“God said, ‘Let there be light.’ And there was light.”
There has been much debate over whether or not the Bible teaches a literal six day creation or if there is room for a more “figurative” approach to the text. This debate is new, since before Darwin no one ever questioned the literal nature of the “days” mentioned in Genesis. But here is one reason to believe that it was actually six literal days:
The language demands instantaneous results. God said it, and then it happened. The language does not allow for time in between when God commanded and when the command was carried out – it conveys an instantaneous result.
Hebrew can easily convey long periods of time between events. One such example is in Joshua 23:1, “Now it came about after many days, after the LORD had given rest to Israel from all its enemies around them…”

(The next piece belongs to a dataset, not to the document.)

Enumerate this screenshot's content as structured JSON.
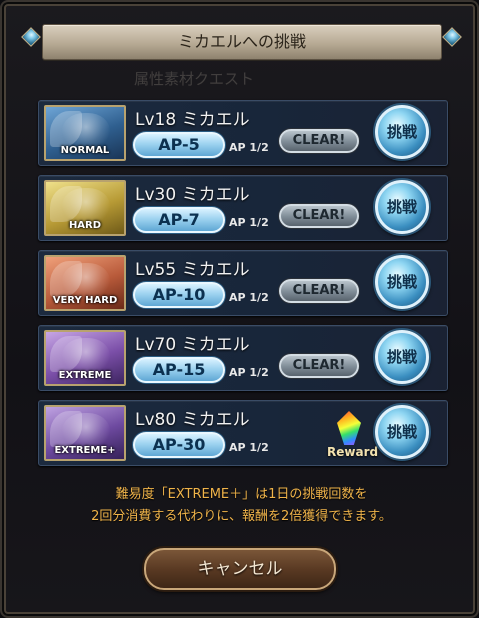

But in the story of creation, no such phrases are used – therefore to read long ages into the text is a fallacy, and totally against all indications within the text. Rather such an effort stems from a desire to place Scripture under the authority of a theory of ungodly men, who deny that God even exists.